Trinity Mirror hacking: why its legal director should consider his position | Media | theguardian.com: "Bailey left Trinity Mirror in June 2012 to be replaced the following September by Simon Fox.
Within a month, he was faced by the filing of four hacking claims by lawyer Mark Lewis.
History had finally caught up with Trinity Mirror and Fox, the new boy, obviously had to rely on the "review" already carried out by Vickers.
Initially, the company denied the legal claims and battled to deny the quartet the right to pursue their claims.
Its problems, and Fox's headache, worsened in March 2013 with the arrest of four of the group's senior journalists, current and past, for alleged phone hacking.
The following month, Fox told the Financial Times the company had not set aside any money to meet potential claims. He was reassured by the "considerable work" undertaken by his board members before he arrived.
By that, he meant the review and the 44 legal declarations by senior staff that they had not engaged in phone hacking.

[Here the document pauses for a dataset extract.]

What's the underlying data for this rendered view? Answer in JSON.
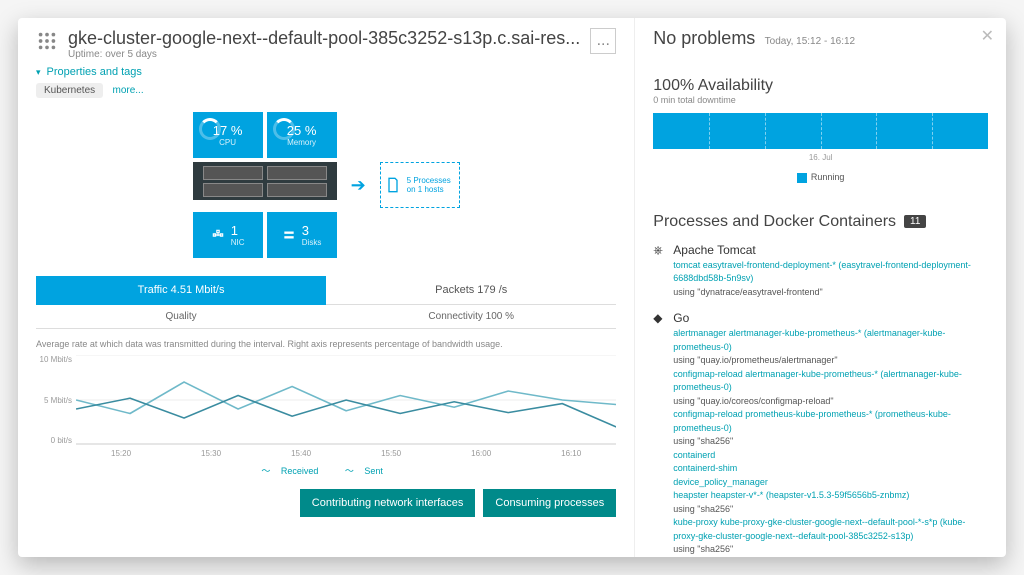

Trinity Mirror refused to make life easy for the claimants. In November 2013, it asked the court to throw out two cases and to quash evidence advanced by two more. The judge dismissed the publisher's application.

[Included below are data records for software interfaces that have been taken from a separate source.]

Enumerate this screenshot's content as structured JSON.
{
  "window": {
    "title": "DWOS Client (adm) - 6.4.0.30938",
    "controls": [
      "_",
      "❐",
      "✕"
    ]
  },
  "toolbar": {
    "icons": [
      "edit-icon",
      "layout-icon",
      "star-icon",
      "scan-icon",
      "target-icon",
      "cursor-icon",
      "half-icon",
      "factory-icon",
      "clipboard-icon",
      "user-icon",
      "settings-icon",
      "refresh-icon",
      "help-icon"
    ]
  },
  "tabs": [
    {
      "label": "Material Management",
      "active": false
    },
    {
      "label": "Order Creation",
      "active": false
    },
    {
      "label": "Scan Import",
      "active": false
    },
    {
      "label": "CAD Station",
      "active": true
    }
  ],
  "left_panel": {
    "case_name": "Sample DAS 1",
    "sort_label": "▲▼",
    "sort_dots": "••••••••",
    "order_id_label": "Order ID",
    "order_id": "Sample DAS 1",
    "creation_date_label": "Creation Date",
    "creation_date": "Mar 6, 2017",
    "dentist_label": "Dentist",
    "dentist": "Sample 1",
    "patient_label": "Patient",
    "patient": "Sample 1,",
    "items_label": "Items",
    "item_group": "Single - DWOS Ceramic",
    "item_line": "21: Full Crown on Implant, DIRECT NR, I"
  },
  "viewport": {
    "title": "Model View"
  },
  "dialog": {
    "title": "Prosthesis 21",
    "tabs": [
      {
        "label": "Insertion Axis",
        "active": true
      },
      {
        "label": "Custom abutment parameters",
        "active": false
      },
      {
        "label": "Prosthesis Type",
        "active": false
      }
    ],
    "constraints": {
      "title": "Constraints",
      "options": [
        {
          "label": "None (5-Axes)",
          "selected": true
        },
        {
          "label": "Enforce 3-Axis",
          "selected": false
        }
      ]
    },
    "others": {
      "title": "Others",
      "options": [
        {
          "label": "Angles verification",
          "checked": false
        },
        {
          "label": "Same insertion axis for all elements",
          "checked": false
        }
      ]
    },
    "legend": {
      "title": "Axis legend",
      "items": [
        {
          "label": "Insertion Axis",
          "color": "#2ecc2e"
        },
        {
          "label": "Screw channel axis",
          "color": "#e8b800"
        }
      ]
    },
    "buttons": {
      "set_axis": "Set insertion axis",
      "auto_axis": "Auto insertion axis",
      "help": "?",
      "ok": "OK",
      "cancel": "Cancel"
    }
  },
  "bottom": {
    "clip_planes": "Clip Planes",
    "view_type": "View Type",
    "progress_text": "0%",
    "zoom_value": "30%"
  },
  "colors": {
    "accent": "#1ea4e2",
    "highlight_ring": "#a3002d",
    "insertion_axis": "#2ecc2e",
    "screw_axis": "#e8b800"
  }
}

Although Fox expected the "cloud hanging over us" to lift, the cloud has got blacker by the month. By July this year, the company revealed it had made a £4m provision to deal with 17 civil hacking claims.

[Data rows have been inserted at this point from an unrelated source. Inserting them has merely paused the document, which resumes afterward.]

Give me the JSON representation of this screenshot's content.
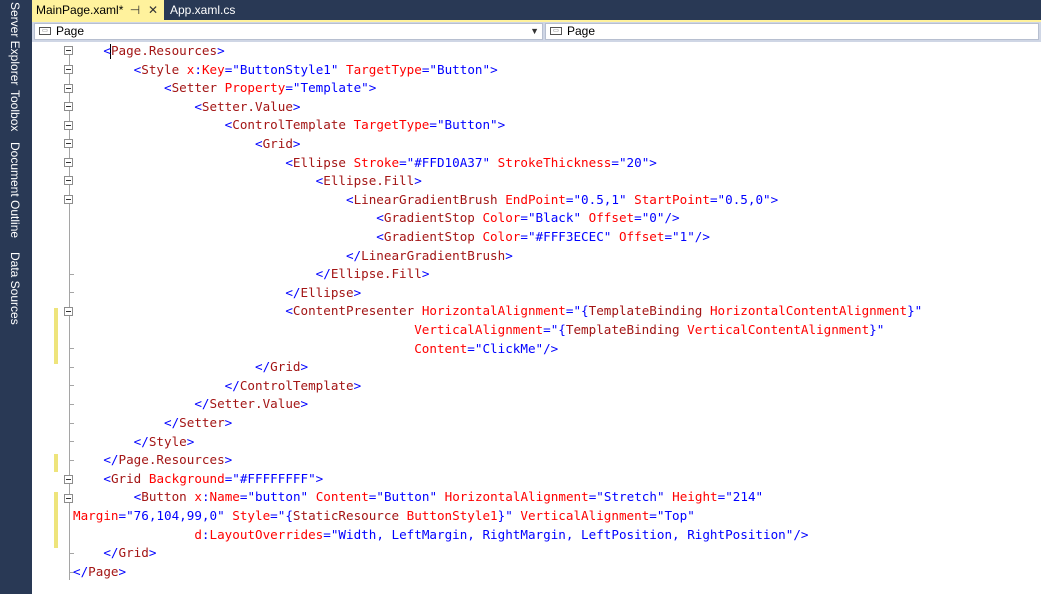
{
  "side_tabs": [
    "Server Explorer",
    "Toolbox",
    "Document Outline",
    "Data Sources"
  ],
  "doc_tabs": {
    "active": "MainPage.xaml*",
    "pin_icon": "pin-icon",
    "close_icon": "close-icon",
    "inactive": "App.xaml.cs"
  },
  "nav": {
    "left_combo": "Page",
    "right_combo": "Page"
  },
  "code_lines": [
    {
      "indent": "    ",
      "tokens": [
        [
          "v",
          "<"
        ],
        [
          "t",
          "Page.Resources"
        ],
        [
          "v",
          ">"
        ]
      ]
    },
    {
      "indent": "        ",
      "tokens": [
        [
          "v",
          "<"
        ],
        [
          "t",
          "Style"
        ],
        [
          "a",
          " x"
        ],
        [
          "v",
          ":"
        ],
        [
          "a",
          "Key"
        ],
        [
          "v",
          "=\"ButtonStyle1\""
        ],
        [
          "a",
          " TargetType"
        ],
        [
          "v",
          "=\"Button\">"
        ]
      ]
    },
    {
      "indent": "            ",
      "tokens": [
        [
          "v",
          "<"
        ],
        [
          "t",
          "Setter"
        ],
        [
          "a",
          " Property"
        ],
        [
          "v",
          "=\"Template\">"
        ]
      ]
    },
    {
      "indent": "                ",
      "tokens": [
        [
          "v",
          "<"
        ],
        [
          "t",
          "Setter.Value"
        ],
        [
          "v",
          ">"
        ]
      ]
    },
    {
      "indent": "                    ",
      "tokens": [
        [
          "v",
          "<"
        ],
        [
          "t",
          "ControlTemplate"
        ],
        [
          "a",
          " TargetType"
        ],
        [
          "v",
          "=\"Button\">"
        ]
      ]
    },
    {
      "indent": "                        ",
      "tokens": [
        [
          "v",
          "<"
        ],
        [
          "t",
          "Grid"
        ],
        [
          "v",
          ">"
        ]
      ]
    },
    {
      "indent": "                            ",
      "tokens": [
        [
          "v",
          "<"
        ],
        [
          "t",
          "Ellipse"
        ],
        [
          "a",
          " Stroke"
        ],
        [
          "v",
          "=\"#FFD10A37\""
        ],
        [
          "a",
          " StrokeThickness"
        ],
        [
          "v",
          "=\"20\">"
        ]
      ]
    },
    {
      "indent": "                                ",
      "tokens": [
        [
          "v",
          "<"
        ],
        [
          "t",
          "Ellipse.Fill"
        ],
        [
          "v",
          ">"
        ]
      ]
    },
    {
      "indent": "                                    ",
      "tokens": [
        [
          "v",
          "<"
        ],
        [
          "t",
          "LinearGradientBrush"
        ],
        [
          "a",
          " EndPoint"
        ],
        [
          "v",
          "=\"0.5,1\""
        ],
        [
          "a",
          " StartPoint"
        ],
        [
          "v",
          "=\"0.5,0\">"
        ]
      ]
    },
    {
      "indent": "                                        ",
      "tokens": [
        [
          "v",
          "<"
        ],
        [
          "t",
          "GradientStop"
        ],
        [
          "a",
          " Color"
        ],
        [
          "v",
          "=\"Black\""
        ],
        [
          "a",
          " Offset"
        ],
        [
          "v",
          "=\"0\"/>"
        ]
      ]
    },
    {
      "indent": "                                        ",
      "tokens": [
        [
          "v",
          "<"
        ],
        [
          "t",
          "GradientStop"
        ],
        [
          "a",
          " Color"
        ],
        [
          "v",
          "=\"#FFF3ECEC\""
        ],
        [
          "a",
          " Offset"
        ],
        [
          "v",
          "=\"1\"/>"
        ]
      ]
    },
    {
      "indent": "                                    ",
      "tokens": [
        [
          "v",
          "</"
        ],
        [
          "t",
          "LinearGradientBrush"
        ],
        [
          "v",
          ">"
        ]
      ]
    },
    {
      "indent": "                                ",
      "tokens": [
        [
          "v",
          "</"
        ],
        [
          "t",
          "Ellipse.Fill"
        ],
        [
          "v",
          ">"
        ]
      ]
    },
    {
      "indent": "                            ",
      "tokens": [
        [
          "v",
          "</"
        ],
        [
          "t",
          "Ellipse"
        ],
        [
          "v",
          ">"
        ]
      ]
    },
    {
      "indent": "                            ",
      "tokens": [
        [
          "v",
          "<"
        ],
        [
          "t",
          "ContentPresenter"
        ],
        [
          "a",
          " HorizontalAlignment"
        ],
        [
          "v",
          "=\"{"
        ],
        [
          "t",
          "TemplateBinding"
        ],
        [
          "a",
          " HorizontalContentAlignment"
        ],
        [
          "v",
          "}\""
        ]
      ]
    },
    {
      "indent": "                                             ",
      "tokens": [
        [
          "a",
          "VerticalAlignment"
        ],
        [
          "v",
          "=\"{"
        ],
        [
          "t",
          "TemplateBinding"
        ],
        [
          "a",
          " VerticalContentAlignment"
        ],
        [
          "v",
          "}\""
        ]
      ]
    },
    {
      "indent": "                                             ",
      "tokens": [
        [
          "a",
          "Content"
        ],
        [
          "v",
          "=\"ClickMe\"/>"
        ]
      ]
    },
    {
      "indent": "                        ",
      "tokens": [
        [
          "v",
          "</"
        ],
        [
          "t",
          "Grid"
        ],
        [
          "v",
          ">"
        ]
      ]
    },
    {
      "indent": "                    ",
      "tokens": [
        [
          "v",
          "</"
        ],
        [
          "t",
          "ControlTemplate"
        ],
        [
          "v",
          ">"
        ]
      ]
    },
    {
      "indent": "                ",
      "tokens": [
        [
          "v",
          "</"
        ],
        [
          "t",
          "Setter.Value"
        ],
        [
          "v",
          ">"
        ]
      ]
    },
    {
      "indent": "            ",
      "tokens": [
        [
          "v",
          "</"
        ],
        [
          "t",
          "Setter"
        ],
        [
          "v",
          ">"
        ]
      ]
    },
    {
      "indent": "        ",
      "tokens": [
        [
          "v",
          "</"
        ],
        [
          "t",
          "Style"
        ],
        [
          "v",
          ">"
        ]
      ]
    },
    {
      "indent": "    ",
      "tokens": [
        [
          "v",
          "</"
        ],
        [
          "t",
          "Page.Resources"
        ],
        [
          "v",
          ">"
        ]
      ]
    },
    {
      "indent": "    ",
      "tokens": [
        [
          "v",
          "<"
        ],
        [
          "t",
          "Grid"
        ],
        [
          "a",
          " Background"
        ],
        [
          "v",
          "=\"#FFFFFFFF\">"
        ]
      ]
    },
    {
      "indent": "        ",
      "tokens": [
        [
          "v",
          "<"
        ],
        [
          "t",
          "Button"
        ],
        [
          "a",
          " x"
        ],
        [
          "v",
          ":"
        ],
        [
          "a",
          "Name"
        ],
        [
          "v",
          "=\"button\""
        ],
        [
          "a",
          " Content"
        ],
        [
          "v",
          "=\"Button\""
        ],
        [
          "a",
          " HorizontalAlignment"
        ],
        [
          "v",
          "=\"Stretch\""
        ],
        [
          "a",
          " Height"
        ],
        [
          "v",
          "=\"214\""
        ]
      ]
    },
    {
      "indent": "",
      "tokens": [
        [
          "a",
          "Margin"
        ],
        [
          "v",
          "=\"76,104,99,0\""
        ],
        [
          "a",
          " Style"
        ],
        [
          "v",
          "=\"{"
        ],
        [
          "t",
          "StaticResource"
        ],
        [
          "a",
          " ButtonStyle1"
        ],
        [
          "v",
          "}\""
        ],
        [
          "a",
          " VerticalAlignment"
        ],
        [
          "v",
          "=\"Top\""
        ]
      ]
    },
    {
      "indent": "                ",
      "tokens": [
        [
          "a",
          "d"
        ],
        [
          "v",
          ":"
        ],
        [
          "a",
          "LayoutOverrides"
        ],
        [
          "v",
          "=\"Width, LeftMargin, RightMargin, LeftPosition, RightPosition\"/>"
        ]
      ]
    },
    {
      "indent": "    ",
      "tokens": [
        [
          "v",
          "</"
        ],
        [
          "t",
          "Grid"
        ],
        [
          "v",
          ">"
        ]
      ]
    },
    {
      "indent": "",
      "tokens": [
        [
          "v",
          "</"
        ],
        [
          "t",
          "Page"
        ],
        [
          "v",
          ">"
        ]
      ]
    }
  ],
  "colors": {
    "background": "#293955",
    "active_tab": "#fff29d",
    "change_marker": "#eee47b",
    "tag": "#a31515",
    "attribute": "#ff0000",
    "value": "#0000ff"
  }
}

This week we learned it was dealing with many more and, as of today, the high court was told the group is now facing up to 50 claims." 'via Blog this'